Friday Night Supper: The Meaning Behind the Meal

by Matthew Cooke

MeaningNone of us are intended to live life alone. We all strive for friendship, for community, for a person or a group with which we might identify ourselves. When a person avoids such things, it is a sign of distrust. In Southeastern Ohio, as much as 35 percent of the population lives below the poverty level (CEOGC, 1990). Among these people, loneliness and isolation run rampant. Poverty for the most part means immobility. The geography of Southeastern Ohio is a vacation paradise for some, but for others it can contribute to separation in a physical sense: rolling hills, farms and wooded areas become confines, prisons and compound walls. Helplessness and hopelessness creep up on those who are isolated. Apathy, depression and the loss of social skills begin to break people down.

Over the last several years, we at Good Works have been able to draw a connection between the breakdown of personal relationships and the occurrence of homelessness. In every person’s life there are times when, without the kindness and support of those around us, we would end up in a bad position. For those without a community of support, homelessness can become a commonplace occurrence. The Friday Night Life Program is one of the ways that Good Works strives to reach out to the surrounding community, a difficult task given the unusual and segregated social setting that Athens often affords.

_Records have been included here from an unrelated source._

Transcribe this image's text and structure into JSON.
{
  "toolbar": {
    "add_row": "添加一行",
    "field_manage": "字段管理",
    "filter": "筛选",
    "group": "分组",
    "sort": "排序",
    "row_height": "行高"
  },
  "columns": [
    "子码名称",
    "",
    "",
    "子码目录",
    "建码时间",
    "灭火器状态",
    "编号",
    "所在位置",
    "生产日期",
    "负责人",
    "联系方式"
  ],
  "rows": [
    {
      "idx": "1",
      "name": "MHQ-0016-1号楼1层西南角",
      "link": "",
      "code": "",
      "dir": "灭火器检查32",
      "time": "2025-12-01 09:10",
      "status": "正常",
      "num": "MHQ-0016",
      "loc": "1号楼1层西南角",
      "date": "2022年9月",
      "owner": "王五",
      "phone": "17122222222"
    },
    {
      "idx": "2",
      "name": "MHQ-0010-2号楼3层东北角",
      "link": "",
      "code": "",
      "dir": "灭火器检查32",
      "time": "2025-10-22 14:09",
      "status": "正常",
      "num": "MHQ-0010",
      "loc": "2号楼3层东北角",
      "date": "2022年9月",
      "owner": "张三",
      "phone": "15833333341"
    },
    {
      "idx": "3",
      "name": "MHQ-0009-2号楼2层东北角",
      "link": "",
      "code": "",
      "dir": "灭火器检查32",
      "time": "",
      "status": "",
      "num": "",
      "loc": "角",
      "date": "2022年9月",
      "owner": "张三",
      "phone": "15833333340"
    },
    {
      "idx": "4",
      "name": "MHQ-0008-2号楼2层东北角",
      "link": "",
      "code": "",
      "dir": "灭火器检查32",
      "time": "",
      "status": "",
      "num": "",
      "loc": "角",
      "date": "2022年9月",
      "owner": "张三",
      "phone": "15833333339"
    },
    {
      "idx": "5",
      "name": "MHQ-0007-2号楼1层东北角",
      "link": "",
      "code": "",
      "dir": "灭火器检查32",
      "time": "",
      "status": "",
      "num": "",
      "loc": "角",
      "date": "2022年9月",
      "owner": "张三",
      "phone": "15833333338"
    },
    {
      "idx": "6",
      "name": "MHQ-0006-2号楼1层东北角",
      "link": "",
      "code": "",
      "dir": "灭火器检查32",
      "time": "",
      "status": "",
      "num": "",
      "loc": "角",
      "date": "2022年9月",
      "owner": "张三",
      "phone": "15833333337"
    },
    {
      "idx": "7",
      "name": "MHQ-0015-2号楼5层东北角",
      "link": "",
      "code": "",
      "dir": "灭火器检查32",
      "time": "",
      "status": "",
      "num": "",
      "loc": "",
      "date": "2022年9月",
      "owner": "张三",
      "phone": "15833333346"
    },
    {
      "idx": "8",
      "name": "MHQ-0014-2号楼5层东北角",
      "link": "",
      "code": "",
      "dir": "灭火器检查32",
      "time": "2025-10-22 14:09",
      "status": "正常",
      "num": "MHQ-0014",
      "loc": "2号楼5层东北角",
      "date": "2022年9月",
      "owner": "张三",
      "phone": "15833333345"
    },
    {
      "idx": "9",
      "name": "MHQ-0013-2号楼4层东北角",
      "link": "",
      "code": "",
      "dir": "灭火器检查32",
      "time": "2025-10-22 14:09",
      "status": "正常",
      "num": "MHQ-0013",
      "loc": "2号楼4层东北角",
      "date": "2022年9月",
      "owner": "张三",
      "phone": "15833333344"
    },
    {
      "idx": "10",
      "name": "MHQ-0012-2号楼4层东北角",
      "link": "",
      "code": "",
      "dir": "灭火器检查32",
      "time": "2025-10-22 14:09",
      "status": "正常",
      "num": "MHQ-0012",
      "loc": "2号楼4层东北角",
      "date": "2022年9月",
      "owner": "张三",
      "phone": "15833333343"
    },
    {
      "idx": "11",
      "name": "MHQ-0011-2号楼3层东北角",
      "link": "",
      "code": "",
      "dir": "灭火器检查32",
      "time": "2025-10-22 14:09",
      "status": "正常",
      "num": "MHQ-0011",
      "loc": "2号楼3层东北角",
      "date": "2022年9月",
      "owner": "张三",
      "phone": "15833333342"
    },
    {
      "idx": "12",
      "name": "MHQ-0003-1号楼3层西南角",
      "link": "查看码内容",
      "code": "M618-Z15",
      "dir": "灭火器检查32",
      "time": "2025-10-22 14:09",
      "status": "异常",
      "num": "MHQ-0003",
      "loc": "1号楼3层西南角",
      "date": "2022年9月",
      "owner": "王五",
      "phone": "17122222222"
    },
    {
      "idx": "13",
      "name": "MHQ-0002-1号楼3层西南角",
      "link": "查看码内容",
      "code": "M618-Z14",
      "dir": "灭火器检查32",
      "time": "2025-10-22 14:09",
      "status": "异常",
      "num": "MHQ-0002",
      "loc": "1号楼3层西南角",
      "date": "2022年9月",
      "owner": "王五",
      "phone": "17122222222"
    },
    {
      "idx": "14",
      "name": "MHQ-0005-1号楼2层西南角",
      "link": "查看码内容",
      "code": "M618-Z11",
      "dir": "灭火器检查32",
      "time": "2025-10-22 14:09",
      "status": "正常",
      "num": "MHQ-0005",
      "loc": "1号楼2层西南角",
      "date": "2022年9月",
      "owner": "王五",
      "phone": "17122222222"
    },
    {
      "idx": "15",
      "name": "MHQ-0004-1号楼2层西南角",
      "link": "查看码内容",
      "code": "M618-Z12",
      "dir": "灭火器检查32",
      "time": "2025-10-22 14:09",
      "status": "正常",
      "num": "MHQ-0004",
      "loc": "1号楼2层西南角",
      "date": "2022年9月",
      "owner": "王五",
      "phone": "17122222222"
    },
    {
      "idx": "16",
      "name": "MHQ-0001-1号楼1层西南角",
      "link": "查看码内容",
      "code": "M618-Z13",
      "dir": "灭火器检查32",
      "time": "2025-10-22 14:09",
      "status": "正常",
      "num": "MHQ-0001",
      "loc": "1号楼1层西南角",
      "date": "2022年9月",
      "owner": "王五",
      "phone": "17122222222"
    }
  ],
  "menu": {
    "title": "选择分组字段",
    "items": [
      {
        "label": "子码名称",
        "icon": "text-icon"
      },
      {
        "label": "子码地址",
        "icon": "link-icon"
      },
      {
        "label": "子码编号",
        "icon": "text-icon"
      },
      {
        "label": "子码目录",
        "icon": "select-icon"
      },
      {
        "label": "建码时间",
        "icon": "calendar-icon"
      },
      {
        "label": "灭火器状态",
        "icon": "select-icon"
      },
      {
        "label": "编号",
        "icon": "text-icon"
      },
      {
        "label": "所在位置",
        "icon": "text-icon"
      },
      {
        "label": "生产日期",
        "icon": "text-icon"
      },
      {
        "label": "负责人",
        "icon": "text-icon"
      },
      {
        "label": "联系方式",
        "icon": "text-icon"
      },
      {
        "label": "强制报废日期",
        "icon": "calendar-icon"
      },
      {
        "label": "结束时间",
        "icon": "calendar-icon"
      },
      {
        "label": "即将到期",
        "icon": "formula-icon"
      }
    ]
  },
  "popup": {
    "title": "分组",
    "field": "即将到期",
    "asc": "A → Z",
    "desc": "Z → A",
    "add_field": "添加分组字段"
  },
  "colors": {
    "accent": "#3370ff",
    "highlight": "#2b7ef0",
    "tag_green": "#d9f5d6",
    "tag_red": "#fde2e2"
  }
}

GWorks14It is true that on Friday evenings we eat a meal together; but that is not the focus of the program. In reality, the majority of those who come on a Friday evening could find food elsewhere. There is one element that the people are hard-pressed to find, however: community. Everyone who comes to Friday Night Supper comes through the same door. In my mind that door is a figurative portal; a coat-check where each person sheds the defining jacket of their life. For two or three hours on a Friday evening, perhaps the only such hours of the week for some, each person is stripped of their culturally-imposed definitions; those of social and economic standing. Homeless individuals, college students and community members sit and eat together at the same table. All of them talk to one another as if this intermingling is a commonplace, everyday happening. People who might walk by each other on the street without so much as a glance become friends. College students and residents of the Southeastern Ohio landscape end up as long-standing pen pals.

Sponsors of the Friday Night Supper Program are responsible for coming and preparing a meal. But if they come and go straight into the kitchen, prepare the meal and immediately begin cleaning up, they substitute efficiency for the value such a program holds. Some mistakenly believe that they come as sponsors to serve the needy. In reality, the program is as much of a service to those who prepare it as it is to those who attend it. Those sponsors who come and “fellowship” with those who attend, those who include the “regulars” in the preparation and clean-up process often find that they leave having received more than they have given. This is nothing to fear; in every true community setting the individuals receive more than they ever give.

Come to a supper. Sponsor a supper. Sit, eat, make a friend. Receive a gift.

(Matthew Cooke served with Good Works as a volunteer prior to coming on staff as a part-time night shift supervisor. In 1997, Matthew took responsibility for developing the Friday Night Supper)